▸ WHAT THE TASK REQUIRES
Retype the entries exactly, keeping every line intact.

▸ THE DATA
·····

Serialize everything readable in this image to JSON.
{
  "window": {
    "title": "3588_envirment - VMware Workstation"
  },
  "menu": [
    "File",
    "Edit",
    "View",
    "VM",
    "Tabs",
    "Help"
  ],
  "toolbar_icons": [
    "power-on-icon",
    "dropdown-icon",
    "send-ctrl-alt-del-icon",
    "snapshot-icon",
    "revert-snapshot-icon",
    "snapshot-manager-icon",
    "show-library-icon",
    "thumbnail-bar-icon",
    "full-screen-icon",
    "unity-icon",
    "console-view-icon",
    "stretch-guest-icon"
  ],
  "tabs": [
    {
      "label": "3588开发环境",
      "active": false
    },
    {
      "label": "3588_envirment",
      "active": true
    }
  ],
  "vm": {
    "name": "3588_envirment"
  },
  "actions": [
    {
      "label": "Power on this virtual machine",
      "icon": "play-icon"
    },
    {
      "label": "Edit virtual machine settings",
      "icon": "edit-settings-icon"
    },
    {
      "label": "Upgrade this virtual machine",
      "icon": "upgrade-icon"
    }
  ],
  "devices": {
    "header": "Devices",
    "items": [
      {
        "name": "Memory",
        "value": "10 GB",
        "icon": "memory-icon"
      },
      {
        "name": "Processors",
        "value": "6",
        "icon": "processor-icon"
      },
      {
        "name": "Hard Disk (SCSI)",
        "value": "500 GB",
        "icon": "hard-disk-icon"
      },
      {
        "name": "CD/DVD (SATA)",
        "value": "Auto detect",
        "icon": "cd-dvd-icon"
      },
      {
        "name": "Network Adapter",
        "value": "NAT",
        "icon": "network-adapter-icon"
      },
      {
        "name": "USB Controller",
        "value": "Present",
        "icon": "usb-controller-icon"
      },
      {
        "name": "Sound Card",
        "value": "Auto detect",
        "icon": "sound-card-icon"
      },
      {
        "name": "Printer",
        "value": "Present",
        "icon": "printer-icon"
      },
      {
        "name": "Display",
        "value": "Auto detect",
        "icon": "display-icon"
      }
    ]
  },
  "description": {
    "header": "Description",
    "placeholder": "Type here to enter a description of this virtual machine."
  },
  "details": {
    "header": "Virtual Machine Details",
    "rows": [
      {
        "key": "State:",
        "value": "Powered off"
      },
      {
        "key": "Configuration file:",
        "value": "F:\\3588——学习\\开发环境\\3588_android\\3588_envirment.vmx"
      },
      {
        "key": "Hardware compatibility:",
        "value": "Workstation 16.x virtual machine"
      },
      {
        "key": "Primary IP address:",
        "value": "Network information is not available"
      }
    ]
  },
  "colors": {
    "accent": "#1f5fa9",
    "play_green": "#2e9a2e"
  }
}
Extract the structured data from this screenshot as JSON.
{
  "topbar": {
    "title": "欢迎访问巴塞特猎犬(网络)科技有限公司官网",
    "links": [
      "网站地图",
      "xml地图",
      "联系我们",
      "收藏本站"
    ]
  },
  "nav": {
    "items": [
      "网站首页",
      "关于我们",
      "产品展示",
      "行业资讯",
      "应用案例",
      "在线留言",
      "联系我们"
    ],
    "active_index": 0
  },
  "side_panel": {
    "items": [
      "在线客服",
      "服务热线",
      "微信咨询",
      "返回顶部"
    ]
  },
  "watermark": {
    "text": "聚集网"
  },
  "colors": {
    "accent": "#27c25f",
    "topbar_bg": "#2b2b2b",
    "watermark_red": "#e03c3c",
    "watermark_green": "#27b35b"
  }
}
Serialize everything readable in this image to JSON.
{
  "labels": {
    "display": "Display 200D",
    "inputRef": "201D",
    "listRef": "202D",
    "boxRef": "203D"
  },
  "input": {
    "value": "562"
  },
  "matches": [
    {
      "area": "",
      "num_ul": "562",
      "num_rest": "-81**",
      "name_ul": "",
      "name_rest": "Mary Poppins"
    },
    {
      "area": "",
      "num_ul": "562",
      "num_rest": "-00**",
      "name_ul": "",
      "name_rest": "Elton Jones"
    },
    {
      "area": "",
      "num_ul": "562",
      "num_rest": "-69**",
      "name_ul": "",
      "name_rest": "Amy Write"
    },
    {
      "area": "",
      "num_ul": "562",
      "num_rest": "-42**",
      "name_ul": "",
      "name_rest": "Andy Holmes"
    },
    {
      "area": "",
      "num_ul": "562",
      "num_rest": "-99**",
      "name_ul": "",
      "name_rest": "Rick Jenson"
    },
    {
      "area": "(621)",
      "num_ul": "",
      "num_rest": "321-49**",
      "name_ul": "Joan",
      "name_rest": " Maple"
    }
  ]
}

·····

▸ SOLUTION TO THIS EXERCISE
Serialize everything readable in this image to JSON.
{
  "window": {
    "title": "3588_envirment - VMware Workstation"
  },
  "menu": [
    "File",
    "Edit",
    "View",
    "VM",
    "Tabs",
    "Help"
  ],
  "toolbar_icons": [
    "power-on-icon",
    "dropdown-icon",
    "send-ctrl-alt-del-icon",
    "snapshot-icon",
    "revert-snapshot-icon",
    "snapshot-manager-icon",
    "show-library-icon",
    "thumbnail-bar-icon",
    "full-screen-icon",
    "unity-icon",
    "console-view-icon",
    "stretch-guest-icon"
  ],
  "tabs": [
    {
      "label": "3588开发环境",
      "active": false
    },
    {
      "label": "3588_envirment",
      "active": true
    }
  ],
  "vm": {
    "name": "3588_envirment"
  },
  "actions": [
    {
      "label": "Power on this virtual machine",
      "icon": "play-icon"
    },
    {
      "label": "Edit virtual machine settings",
      "icon": "edit-settings-icon"
    },
    {
      "label": "Upgrade this virtual machine",
      "icon": "upgrade-icon"
    }
  ],
  "devices": {
    "header": "Devices",
    "items": [
      {
        "name": "Memory",
        "value": "10 GB",
        "icon": "memory-icon"
      },
      {
        "name": "Processors",
        "value": "6",
        "icon": "processor-icon"
      },
      {
        "name": "Hard Disk (SCSI)",
        "value": "500 GB",
        "icon": "hard-disk-icon"
      },
      {
        "name": "CD/DVD (SATA)",
        "value": "Auto detect",
        "icon": "cd-dvd-icon"
      },
      {
        "name": "Network Adapter",
        "value": "NAT",
        "icon": "network-adapter-icon"
      },
      {
        "name": "USB Controller",
        "value": "Present",
        "icon": "usb-controller-icon"
      },
      {
        "name": "Sound Card",
        "value": "Auto detect",
        "icon": "sound-card-icon"
      },
      {
        "name": "Printer",
        "value": "Present",
        "icon": "printer-icon"
      },
      {
        "name": "Display",
        "value": "Auto detect",
        "icon": "display-icon"
      }
    ]
  },
  "description": {
    "header": "Description",
    "placeholder": "Type here to enter a description of this virtual machine."
  },
  "details": {
    "header": "Virtual Machine Details",
    "rows": [
      {
        "key": "State:",
        "value": "Powered off"
      },
      {
        "key": "Configuration file:",
        "value": "F:\\3588——学习\\开发环境\\3588_android\\3588_envirment.vmx"
      },
      {
        "key": "Hardware compatibility:",
        "value": "Workstation 16.x virtual machine"
      },
      {
        "key": "Primary IP address:",
        "value": "Network information is not available"
      }
    ]
  },
  "colors": {
    "accent": "#1f5fa9",
    "play_green": "#2e9a2e"
  }
}
Extract the structured data from this screenshot as JSON.
{
  "topbar": {
    "title": "欢迎访问巴塞特猎犬(网络)科技有限公司官网",
    "links": [
      "网站地图",
      "xml地图",
      "联系我们",
      "收藏本站"
    ]
  },
  "nav": {
    "items": [
      "网站首页",
      "关于我们",
      "产品展示",
      "行业资讯",
      "应用案例",
      "在线留言",
      "联系我们"
    ],
    "active_index": 0
  },
  "side_panel": {
    "items": [
      "在线客服",
      "服务热线",
      "微信咨询",
      "返回顶部"
    ]
  },
  "watermark": {
    "text": "聚集网"
  },
  "colors": {
    "accent": "#27c25f",
    "topbar_bg": "#2b2b2b",
    "watermark_red": "#e03c3c",
    "watermark_green": "#27b35b"
  }
}
Serialize everything readable in this image to JSON.
{
  "labels": {
    "display": "Display 200D",
    "inputRef": "201D",
    "listRef": "202D",
    "boxRef": "203D"
  },
  "input": {
    "value": "562"
  },
  "matches": [
    {
      "area": "",
      "num_ul": "562",
      "num_rest": "-81**",
      "name_ul": "",
      "name_rest": "Mary Poppins"
    },
    {
      "area": "",
      "num_ul": "562",
      "num_rest": "-00**",
      "name_ul": "",
      "name_rest": "Elton Jones"
    },
    {
      "area": "",
      "num_ul": "562",
      "num_rest": "-69**",
      "name_ul": "",
      "name_rest": "Amy Write"
    },
    {
      "area": "",
      "num_ul": "562",
      "num_rest": "-42**",
      "name_ul": "",
      "name_rest": "Andy Holmes"
    },
    {
      "area": "",
      "num_ul": "562",
      "num_rest": "-99**",
      "name_ul": "",
      "name_rest": "Rick Jenson"
    },
    {
      "area": "(621)",
      "num_ul": "",
      "num_rest": "321-49**",
      "name_ul": "Joan",
      "name_rest": " Maple"
    }
  ]
}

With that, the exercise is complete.